With images excluded, write out each entry below exactly as given.

# Material provided
+ + + + + + +

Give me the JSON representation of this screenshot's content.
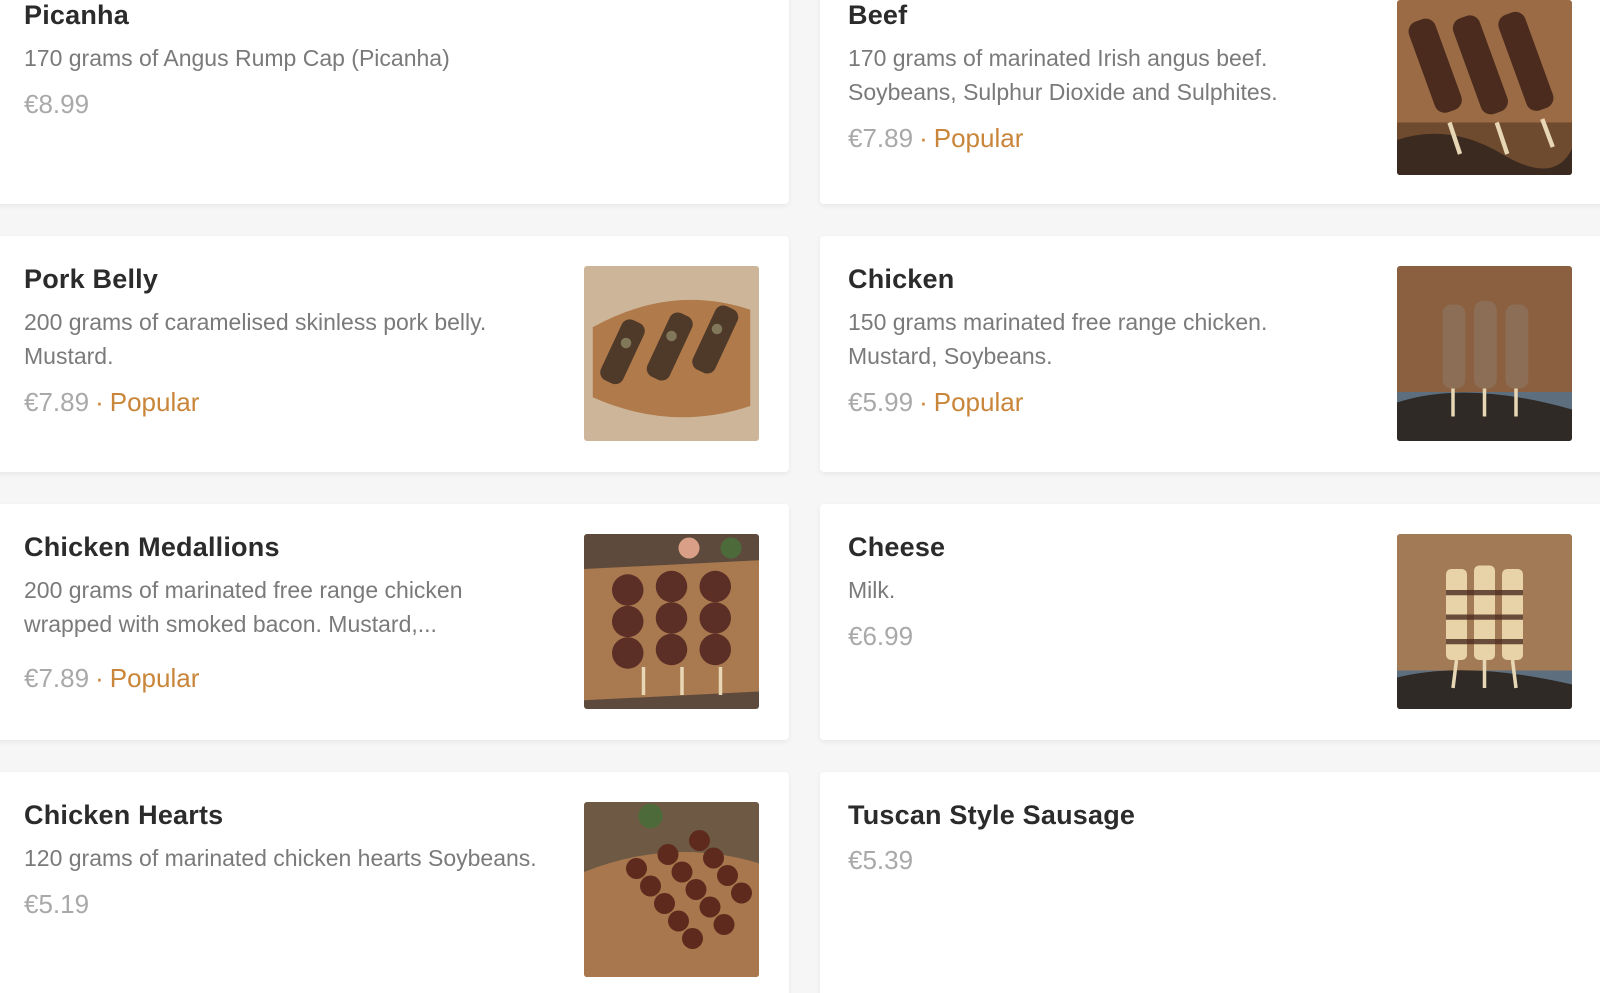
{
  "items": [
    {
      "name": "Picanha",
      "desc": "170 grams of Angus Rump Cap (Picanha)",
      "price": "€8.99",
      "popular": ""
    },
    {
      "name": "Beef",
      "desc": "170 grams of marinated Irish angus beef. Soybeans, Sulphur Dioxide and Sulphites.",
      "price": "€7.89",
      "popular": "Popular"
    },
    {
      "name": "Pork Belly",
      "desc": "200 grams of caramelised skinless pork belly. Mustard.",
      "price": "€7.89",
      "popular": "Popular"
    },
    {
      "name": "Chicken",
      "desc": "150 grams marinated free range chicken. Mustard, Soybeans.",
      "price": "€5.99",
      "popular": "Popular"
    },
    {
      "name": "Chicken Medallions",
      "desc": "200 grams of marinated free range chicken wrapped with smoked bacon. Mustard,...",
      "price": "€7.89",
      "popular": "Popular"
    },
    {
      "name": "Cheese",
      "desc": "Milk.",
      "price": "€6.99",
      "popular": ""
    },
    {
      "name": "Chicken Hearts",
      "desc": "120 grams of marinated chicken hearts Soybeans.",
      "price": "€5.19",
      "popular": ""
    },
    {
      "name": "Tuscan Style Sausage",
      "desc": "",
      "price": "€5.39",
      "popular": ""
    }
  ],
  "dot": "·",
  "colors": {
    "accent": "#c9853a",
    "title": "#2b2b2b",
    "desc": "#7a7a7a",
    "price": "#a9a9a9",
    "wood": "#b8875a",
    "meat": "#5a3322"
  }
}
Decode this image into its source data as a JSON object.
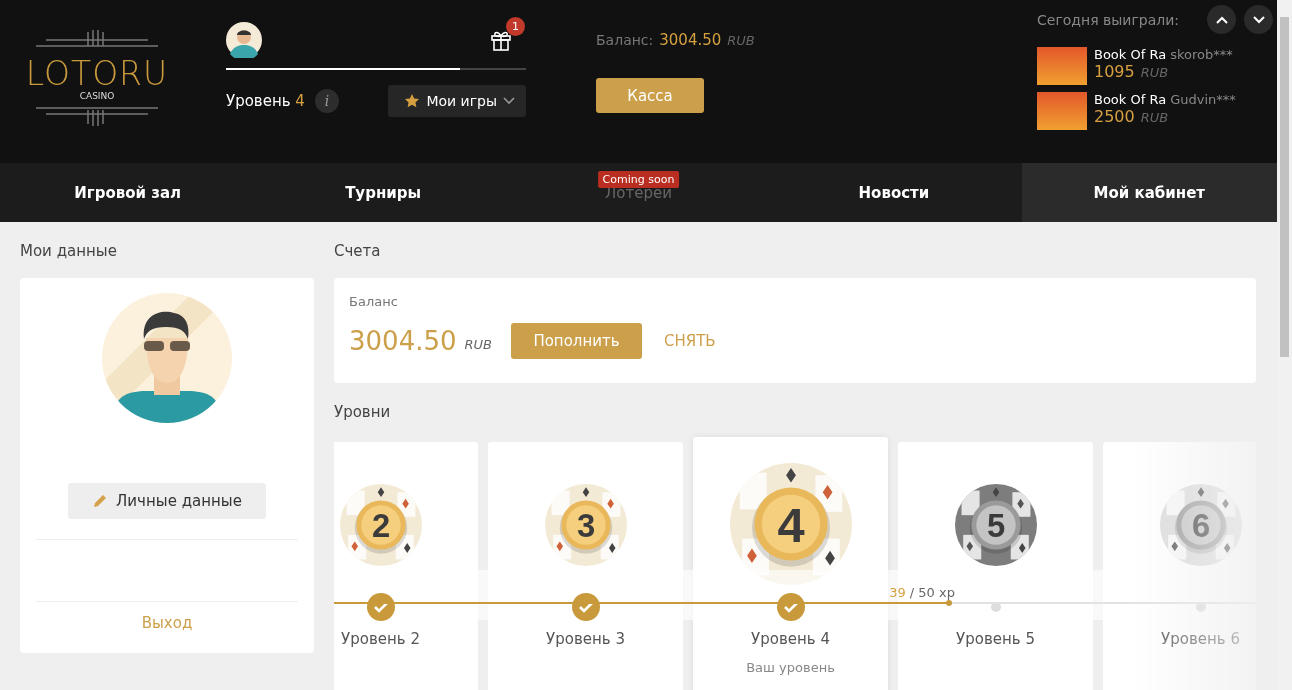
{
  "header": {
    "logo": {
      "name": "LOTORU",
      "tagline": "CASINO"
    },
    "user": {
      "progress": {
        "level": 0.78
      },
      "level_label": "Уровень",
      "level_value": "4",
      "info": "i",
      "gift_badge": "1",
      "my_games": "Мои игры"
    },
    "balance": {
      "label": "Баланс:",
      "amount": "3004.50",
      "currency": "RUB",
      "cashier_button": "Касса"
    },
    "winners": {
      "title": "Сегодня выиграли:",
      "items": [
        {
          "game": "Book Of Ra",
          "user": "skorob***",
          "amount": "1095",
          "currency": "RUB"
        },
        {
          "game": "Book Of Ra",
          "user": "Gudvin***",
          "amount": "2500",
          "currency": "RUB"
        }
      ]
    }
  },
  "nav": {
    "tabs": [
      {
        "label": "Игровой зал",
        "selected": false,
        "disabled": false
      },
      {
        "label": "Турниры",
        "selected": false,
        "disabled": false
      },
      {
        "label": "Лотереи",
        "selected": false,
        "disabled": true,
        "badge": "Coming soon"
      },
      {
        "label": "Новости",
        "selected": false,
        "disabled": false
      },
      {
        "label": "Мой кабинет",
        "selected": true,
        "disabled": false
      }
    ]
  },
  "profile": {
    "title": "Мои данные",
    "edit_button": "Личные данные",
    "logout": "Выход"
  },
  "accounts": {
    "title": "Счета",
    "balance_label": "Баланс",
    "amount": "3004.50",
    "currency": "RUB",
    "deposit_button": "Пополнить",
    "withdraw_link": "СНЯТЬ"
  },
  "levels": {
    "title": "Уровни",
    "progress": {
      "current": "39",
      "total": " / 50 xp",
      "level": 0.667
    },
    "items": [
      {
        "number": "2",
        "label": "Уровень 2",
        "completed": true,
        "current": false,
        "unlocked": true
      },
      {
        "number": "3",
        "label": "Уровень 3",
        "completed": true,
        "current": false,
        "unlocked": true
      },
      {
        "number": "4",
        "label": "Уровень 4",
        "completed": true,
        "current": true,
        "unlocked": true,
        "note": "Ваш уровень"
      },
      {
        "number": "5",
        "label": "Уровень 5",
        "completed": false,
        "current": false,
        "unlocked": false
      },
      {
        "number": "6",
        "label": "Уровень 6",
        "completed": false,
        "current": false,
        "unlocked": false
      }
    ]
  }
}
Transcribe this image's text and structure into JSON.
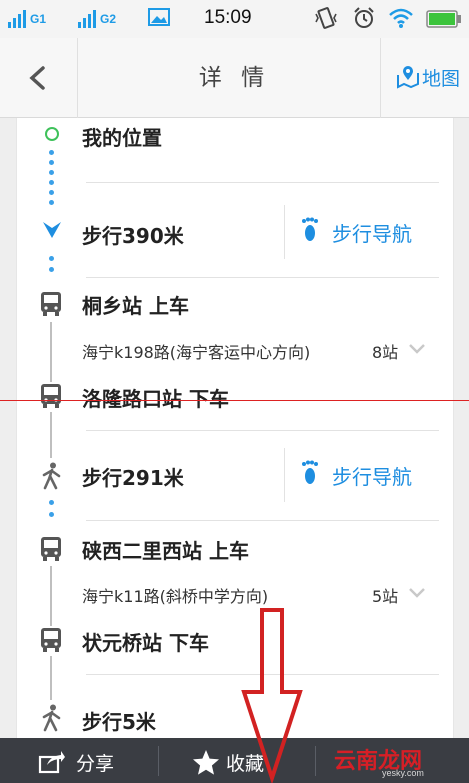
{
  "status_bar": {
    "sim1_label": "G1",
    "sim2_label": "G2",
    "time": "15:09",
    "icons": [
      "signal-icon",
      "signal-icon",
      "image-icon",
      "vibrate-icon",
      "alarm-icon",
      "wifi-icon",
      "battery-icon"
    ],
    "battery_color": "#3cc43c"
  },
  "header": {
    "back_icon": "chevron-left-icon",
    "title": "详 情",
    "map_label": "地图",
    "map_icon": "map-pin-icon"
  },
  "route": {
    "start": {
      "label": "我的位置"
    },
    "walk1": {
      "label": "步行390米",
      "nav_label": "步行导航"
    },
    "board1": {
      "label": "桐乡站 上车",
      "line": "海宁k198路(海宁客运中心方向)",
      "stops": "8站"
    },
    "alight1": {
      "label": "洛隆路口站 下车"
    },
    "walk2": {
      "label": "步行291米",
      "nav_label": "步行导航"
    },
    "board2": {
      "label": "硖西二里西站 上车",
      "line": "海宁k11路(斜桥中学方向)",
      "stops": "5站"
    },
    "alight2": {
      "label": "状元桥站 下车"
    },
    "walk3": {
      "label": "步行5米"
    }
  },
  "toolbar": {
    "share_label": "分享",
    "favorite_label": "收藏"
  },
  "watermark": {
    "brand": "云南龙网",
    "site": "yesky.com"
  },
  "colors": {
    "accent": "#1e8ee0",
    "status_blue": "#1e9be6",
    "toolbar_bg": "#3a3d43",
    "annotation_red": "#d22222"
  }
}
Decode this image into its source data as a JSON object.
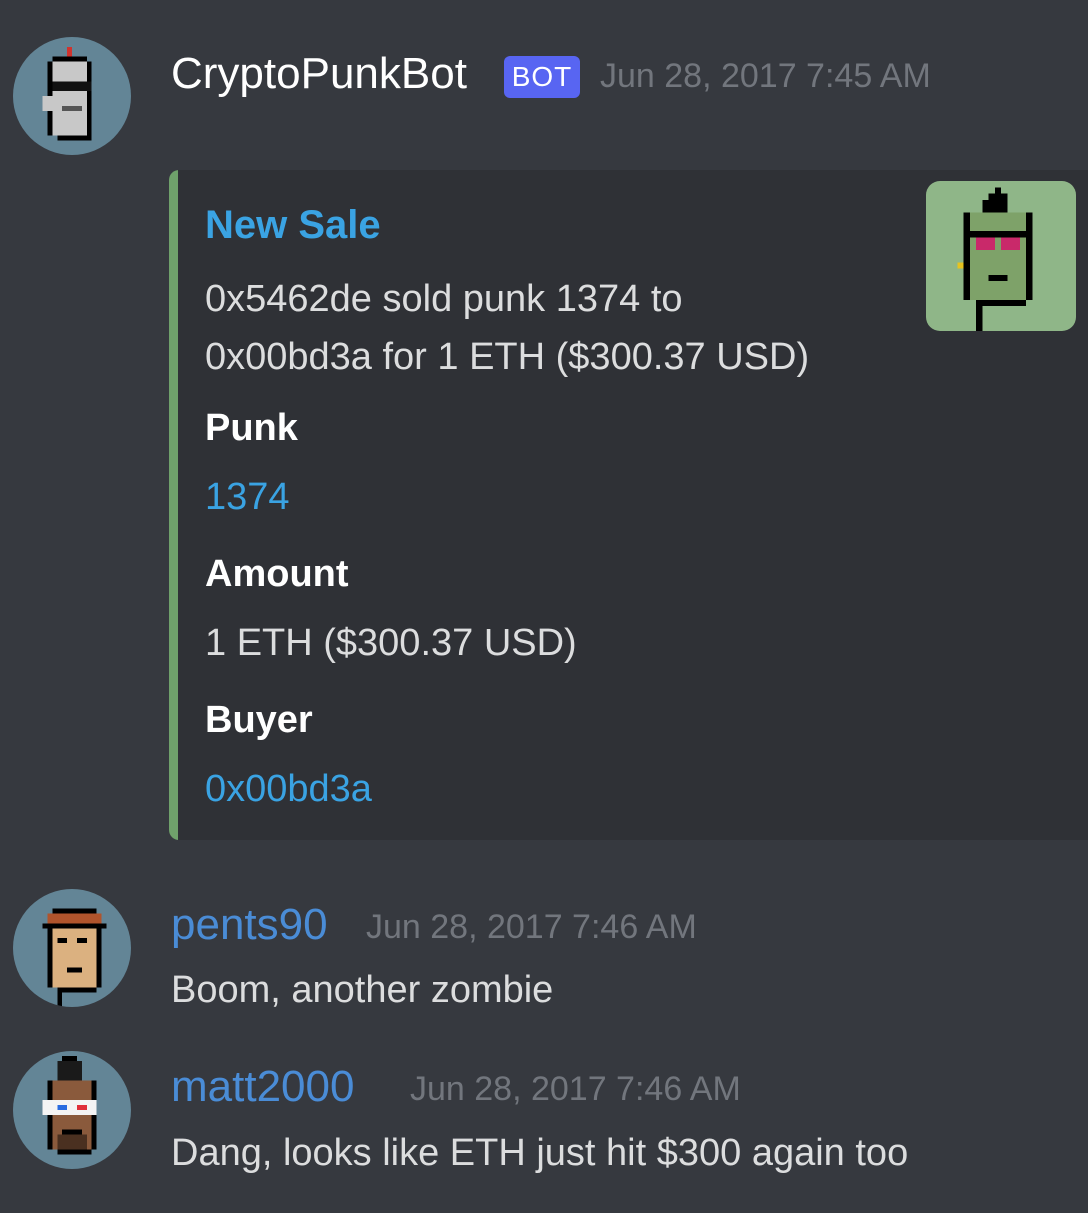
{
  "messages": [
    {
      "author": "CryptoPunkBot",
      "bot_tag": "BOT",
      "timestamp": "Jun 28, 2017 7:45 AM",
      "embed": {
        "title": "New Sale",
        "description_line1": "0x5462de sold punk 1374 to",
        "description_line2": "0x00bd3a for 1 ETH ($300.37 USD)",
        "fields": [
          {
            "name": "Punk",
            "value": "1374"
          },
          {
            "name": "Amount",
            "value": "1 ETH ($300.37 USD)"
          },
          {
            "name": "Buyer",
            "value": "0x00bd3a"
          }
        ],
        "accent_color": "#6fa16b"
      }
    },
    {
      "author": "pents90",
      "timestamp": "Jun 28, 2017 7:46 AM",
      "text": "Boom, another zombie"
    },
    {
      "author": "matt2000",
      "timestamp": "Jun 28, 2017 7:46 AM",
      "text": "Dang, looks like ETH just hit $300 again too"
    }
  ],
  "colors": {
    "background": "#36393f",
    "embed_background": "#2f3136",
    "link": "#3aa3e3",
    "username": "#4a8cd6",
    "bot_tag": "#5865f2",
    "timestamp": "#72767d"
  }
}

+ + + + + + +

# Exercise result
Give me the JSON representation of this screenshot's content.
{
  "items": [
    {
      "name": "Picanha",
      "desc": "170 grams of Angus Rump Cap (Picanha)",
      "price": "€8.99",
      "popular": ""
    },
    {
      "name": "Beef",
      "desc": "170 grams of marinated Irish angus beef. Soybeans, Sulphur Dioxide and Sulphites.",
      "price": "€7.89",
      "popular": "Popular"
    },
    {
      "name": "Pork Belly",
      "desc": "200 grams of caramelised skinless pork belly. Mustard.",
      "price": "€7.89",
      "popular": "Popular"
    },
    {
      "name": "Chicken",
      "desc": "150 grams marinated free range chicken. Mustard, Soybeans.",
      "price": "€5.99",
      "popular": "Popular"
    },
    {
      "name": "Chicken Medallions",
      "desc": "200 grams of marinated free range chicken wrapped with smoked bacon. Mustard,...",
      "price": "€7.89",
      "popular": "Popular"
    },
    {
      "name": "Cheese",
      "desc": "Milk.",
      "price": "€6.99",
      "popular": ""
    },
    {
      "name": "Chicken Hearts",
      "desc": "120 grams of marinated chicken hearts Soybeans.",
      "price": "€5.19",
      "popular": ""
    },
    {
      "name": "Tuscan Style Sausage",
      "desc": "",
      "price": "€5.39",
      "popular": ""
    }
  ],
  "dot": "·",
  "colors": {
    "accent": "#c9853a",
    "title": "#2b2b2b",
    "desc": "#7a7a7a",
    "price": "#a9a9a9",
    "wood": "#b8875a",
    "meat": "#5a3322"
  }
}
Decode this image into its source data as a JSON object.
{
  "header": {
    "logo": {
      "name": "LOTORU",
      "tagline": "CASINO"
    },
    "user": {
      "progress": {
        "level": 0.78
      },
      "level_label": "Уровень",
      "level_value": "4",
      "info": "i",
      "gift_badge": "1",
      "my_games": "Мои игры"
    },
    "balance": {
      "label": "Баланс:",
      "amount": "3004.50",
      "currency": "RUB",
      "cashier_button": "Касса"
    },
    "winners": {
      "title": "Сегодня выиграли:",
      "items": [
        {
          "game": "Book Of Ra",
          "user": "skorob***",
          "amount": "1095",
          "currency": "RUB"
        },
        {
          "game": "Book Of Ra",
          "user": "Gudvin***",
          "amount": "2500",
          "currency": "RUB"
        }
      ]
    }
  },
  "nav": {
    "tabs": [
      {
        "label": "Игровой зал",
        "selected": false,
        "disabled": false
      },
      {
        "label": "Турниры",
        "selected": false,
        "disabled": false
      },
      {
        "label": "Лотереи",
        "selected": false,
        "disabled": true,
        "badge": "Coming soon"
      },
      {
        "label": "Новости",
        "selected": false,
        "disabled": false
      },
      {
        "label": "Мой кабинет",
        "selected": true,
        "disabled": false
      }
    ]
  },
  "profile": {
    "title": "Мои данные",
    "edit_button": "Личные данные",
    "logout": "Выход"
  },
  "accounts": {
    "title": "Счета",
    "balance_label": "Баланс",
    "amount": "3004.50",
    "currency": "RUB",
    "deposit_button": "Пополнить",
    "withdraw_link": "СНЯТЬ"
  },
  "levels": {
    "title": "Уровни",
    "progress": {
      "current": "39",
      "total": " / 50 xp",
      "level": 0.667
    },
    "items": [
      {
        "number": "2",
        "label": "Уровень 2",
        "completed": true,
        "current": false,
        "unlocked": true
      },
      {
        "number": "3",
        "label": "Уровень 3",
        "completed": true,
        "current": false,
        "unlocked": true
      },
      {
        "number": "4",
        "label": "Уровень 4",
        "completed": true,
        "current": true,
        "unlocked": true,
        "note": "Ваш уровень"
      },
      {
        "number": "5",
        "label": "Уровень 5",
        "completed": false,
        "current": false,
        "unlocked": false
      },
      {
        "number": "6",
        "label": "Уровень 6",
        "completed": false,
        "current": false,
        "unlocked": false
      }
    ]
  }
}
Transcribe this image's text and structure into JSON.
{
  "status_bar": {
    "sim1_label": "G1",
    "sim2_label": "G2",
    "time": "15:09",
    "icons": [
      "signal-icon",
      "signal-icon",
      "image-icon",
      "vibrate-icon",
      "alarm-icon",
      "wifi-icon",
      "battery-icon"
    ],
    "battery_color": "#3cc43c"
  },
  "header": {
    "back_icon": "chevron-left-icon",
    "title": "详 情",
    "map_label": "地图",
    "map_icon": "map-pin-icon"
  },
  "route": {
    "start": {
      "label": "我的位置"
    },
    "walk1": {
      "label": "步行390米",
      "nav_label": "步行导航"
    },
    "board1": {
      "label": "桐乡站 上车",
      "line": "海宁k198路(海宁客运中心方向)",
      "stops": "8站"
    },
    "alight1": {
      "label": "洛隆路口站 下车"
    },
    "walk2": {
      "label": "步行291米",
      "nav_label": "步行导航"
    },
    "board2": {
      "label": "硖西二里西站 上车",
      "line": "海宁k11路(斜桥中学方向)",
      "stops": "5站"
    },
    "alight2": {
      "label": "状元桥站 下车"
    },
    "walk3": {
      "label": "步行5米"
    }
  },
  "toolbar": {
    "share_label": "分享",
    "favorite_label": "收藏"
  },
  "watermark": {
    "brand": "云南龙网",
    "site": "yesky.com"
  },
  "colors": {
    "accent": "#1e8ee0",
    "status_blue": "#1e9be6",
    "toolbar_bg": "#3a3d43",
    "annotation_red": "#d22222"
  }
}
Decode this image into its source data as a JSON object.
{
  "messages": [
    {
      "author": "CryptoPunkBot",
      "bot_tag": "BOT",
      "timestamp": "Jun 28, 2017 7:45 AM",
      "embed": {
        "title": "New Sale",
        "description_line1": "0x5462de sold punk 1374 to",
        "description_line2": "0x00bd3a for 1 ETH ($300.37 USD)",
        "fields": [
          {
            "name": "Punk",
            "value": "1374"
          },
          {
            "name": "Amount",
            "value": "1 ETH ($300.37 USD)"
          },
          {
            "name": "Buyer",
            "value": "0x00bd3a"
          }
        ],
        "accent_color": "#6fa16b"
      }
    },
    {
      "author": "pents90",
      "timestamp": "Jun 28, 2017 7:46 AM",
      "text": "Boom, another zombie"
    },
    {
      "author": "matt2000",
      "timestamp": "Jun 28, 2017 7:46 AM",
      "text": "Dang, looks like ETH just hit $300 again too"
    }
  ],
  "colors": {
    "background": "#36393f",
    "embed_background": "#2f3136",
    "link": "#3aa3e3",
    "username": "#4a8cd6",
    "bot_tag": "#5865f2",
    "timestamp": "#72767d"
  }
}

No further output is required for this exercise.